This is another convention of pastoral poetry. This unrealistic, romantic landscape creates an idyllic tone that pervades all of the metaphors in the poem. The same word and is repeated. Okay, I get it geeze man lighten up. This type of music was popular in Italian and English songs from the 16th and 17th centuries. All this talk of not needing fancy material wealth sounds very earnest, but the speaker isn't consistent throughout the poem. This man seems like he is trying to bribe the girl with material things and wording it beautifully in a poem.
This kind of temporary shift of meter makes the poem lighter to read, and, while preserving regularity, lessens any sing-song quality that might occur if too many regular lines appear in sequence. The use of this word adds to the edenic or idyllic tone of the poem: down to the animals that these shepherds raise, everything is innocent, gentle, and simple. Love promises enough happiness that I don't see why it must be exaggerated. Man this has been a totally unique experience for me, never read this one before. He is considered by many to have established blank verse as the preferred meter of Elizabethan and Jacobean writing, and he was also a major influence on , who was born in the same year. The predominant meter of the poem is iambic tetrameter.
From the title, we can assume that the speaker is a shepherd and the addressee of the poem is the object of his affection. Marlowe chose his words with very great care. Shipley 300-1, was the first pastoralist poet, and he, too, wrote about shepherds. Posted on 2008-04-24 by a guest. It puts forward the… 1904 Words 8 Pages existence would be dull and wearisome. Similarly, most lines contain eight syllables, and the few that don't create a specific poetic effect such as lines 3 and 4 , or have easily elided syllables which may be read as eight. Posted on 2008-02-07 by a guest.

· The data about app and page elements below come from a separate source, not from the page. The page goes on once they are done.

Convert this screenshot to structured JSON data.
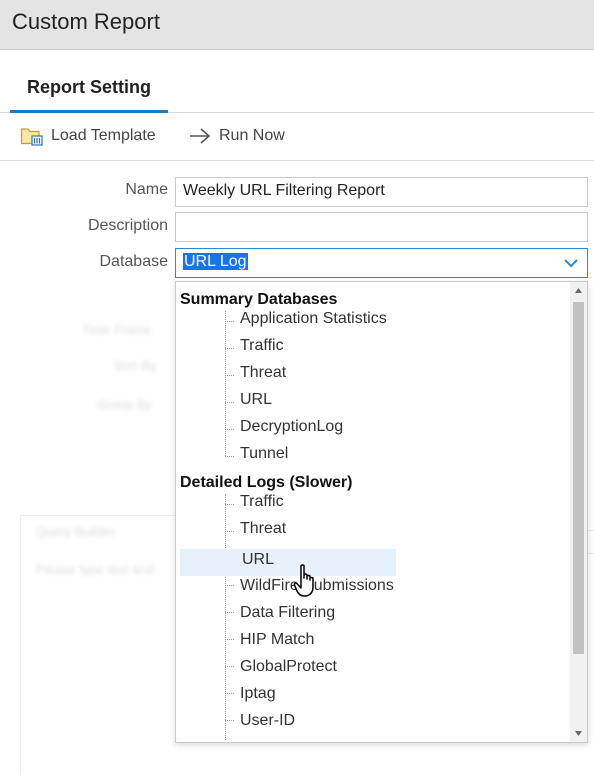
{
  "window": {
    "title": "Custom Report"
  },
  "tabs": [
    {
      "label": "Report Setting",
      "active": true
    }
  ],
  "toolbar": {
    "load_template": {
      "label": "Load Template",
      "icon": "folder-template-icon"
    },
    "run_now": {
      "label": "Run Now",
      "icon": "arrow-right-icon"
    }
  },
  "form": {
    "name": {
      "label": "Name",
      "value": "Weekly URL Filtering Report"
    },
    "description": {
      "label": "Description",
      "value": ""
    },
    "database": {
      "label": "Database",
      "value": "URL Log"
    }
  },
  "dropdown": {
    "groups": [
      {
        "label": "Summary Databases",
        "items": [
          "Application Statistics",
          "Traffic",
          "Threat",
          "URL",
          "DecryptionLog",
          "Tunnel"
        ]
      },
      {
        "label": "Detailed Logs (Slower)",
        "items": [
          "Traffic",
          "Threat",
          "URL",
          "WildFire Submissions",
          "Data Filtering",
          "HIP Match",
          "GlobalProtect",
          "Iptag",
          "User-ID"
        ]
      }
    ],
    "hovered": "URL"
  },
  "background": {
    "time_frame": "Time Frame",
    "sort_by": "Sort By",
    "group_by": "Group By",
    "query_builder": "Query Builder",
    "query_hint": "Please type text and"
  },
  "colors": {
    "accent": "#1d7cc0",
    "selection": "#1a73e8",
    "hover": "#e6f1fb"
  }
}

The poem displayssexuality and imposes young love. How can s shepherd afford gold clasps for slippers? And how the ryhming is perfect, this I could learn from, yes. The rose, especially, was sacred to the goddess Venus and it is how roses have come to symbolize romantic love in some modern Western cultures. From the flow of the diction and tone, the shepherd makes no evident attempt of a sordid kind of passion but instead, reaches out to his wife. The Unrealistic view of things may consider one of the themes of this poem. There is never any suggestion that the poet is asking the woman for a long-term commitment; there is no offer of marriage nor does he offer a long-term future together.
A rustic form of performance - in the open air and not on a stage - is again in marked contrast to the kind of formal performance of plays on the Renaissance stage, which would make Marlowe famous at a very young age. The second stanza is about how lovers should consider spending their recreational time in the parks by the rivers and rocks, instead of at banquets or in theaters. The second syllable of most two-syllable words is usually an unstressed one. Fancy duds from the city won't do for all that time in the great outdoors, so the speaker promises to make some clothes and accessories better suited for the occasion: caps of flowers, straw belts, lambs' wool gowns, beds of roses, you get the picture. They will have all the best of life.
It is practically the same thing but not in verse. And we will sit upon rocks, Seeing the shepherds feed their flocks, By shallow rivers to whose falls Melodious birds sing madrigals. The author used the same word a at the beginnings of some neighboring stanzas. In the last two lines he repeats, for the third time, his offer. This poem is full of empty promises. Good poetry is often many things to different readers, and Marlowe was able to create, within a codified and one might say ossified form of poetry a piece of clever and flexible Elizabethan verse. First of all, how about The fact that it's a pastoral poem? However, the poem contrasts in that there is no assurance that the lady will gain the stipulated items.
The nature of her reply is taken up by Sir Walter Raleigh in his poem Studs are ornamentation that is imprinted into cloth or leather. I am a senoir at Algonac highschool. Amidst these simple charms, he still makes grandiose promises of gold buckles for her shoes, silver serving plates, and ivory tables. The dress he promises her will be 'from our pretty lambs. It is light and airy in it's speech and very touching while remaining comprehendible.
While the delights of the countryside and the rural life of manual labor are celebrated, the poet and the reader is assumed to be noble, or at least above manual labor. This type of music was popular in Italian and English songs from the 16th and 17th centuries. Incidentally, the plants mentioned roses, flowers, and myrtle are conventional horticultural expressions of romance. The second syllable of most two-syllable words is usually an unstressed one. I intend to look at each poem separately to give my interpretation of the poet's intentions and then discuss their techniques and how the chosen techniques affect the portal of an identical theme. The words used and pleasures promised to his love make the shepherd seem like a gentleman. Sponsored Links 1Come live with me and be my love, 2And we will all the pleasures prove, 3That valleys, groves, hills, and fields, 4Woods, or steepy mountain yields.
The Passionate Shepherd to his Love Analysis Christopher Marlowe Characters archetypes. The idealization of rural life is essentially what separates pastoral poetry from simple rustic verse. Apparently life itself is not good enough, it must be made into something it's not. But hey, when in Rome, I guess. No requests for explanation or general short comments allowed.